_Assignment_
Copy the records below exactly as they appear.

_Source records_
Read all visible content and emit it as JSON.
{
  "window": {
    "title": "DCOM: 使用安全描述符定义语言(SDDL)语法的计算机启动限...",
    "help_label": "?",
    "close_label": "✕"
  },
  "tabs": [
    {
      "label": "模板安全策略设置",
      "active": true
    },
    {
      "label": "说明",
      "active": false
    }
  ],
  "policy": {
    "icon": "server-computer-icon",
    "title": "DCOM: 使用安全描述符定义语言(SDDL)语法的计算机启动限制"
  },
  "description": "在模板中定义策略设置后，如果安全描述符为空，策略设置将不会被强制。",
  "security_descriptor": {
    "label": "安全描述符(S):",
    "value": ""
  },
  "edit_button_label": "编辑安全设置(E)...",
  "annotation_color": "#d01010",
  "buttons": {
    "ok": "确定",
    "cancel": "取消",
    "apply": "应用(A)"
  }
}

_Exercise result_
Read all visible content and emit it as JSON.
{
  "window": {
    "title": "DCOM: 使用安全描述符定义语言(SDDL)语法的计算机启动限...",
    "help_label": "?",
    "close_label": "✕"
  },
  "tabs": [
    {
      "label": "模板安全策略设置",
      "active": true
    },
    {
      "label": "说明",
      "active": false
    }
  ],
  "policy": {
    "icon": "server-computer-icon",
    "title": "DCOM: 使用安全描述符定义语言(SDDL)语法的计算机启动限制"
  },
  "description": "在模板中定义策略设置后，如果安全描述符为空，策略设置将不会被强制。",
  "security_descriptor": {
    "label": "安全描述符(S):",
    "value": ""
  },
  "edit_button_label": "编辑安全设置(E)...",
  "annotation_color": "#d01010",
  "buttons": {
    "ok": "确定",
    "cancel": "取消",
    "apply": "应用(A)"
  }
}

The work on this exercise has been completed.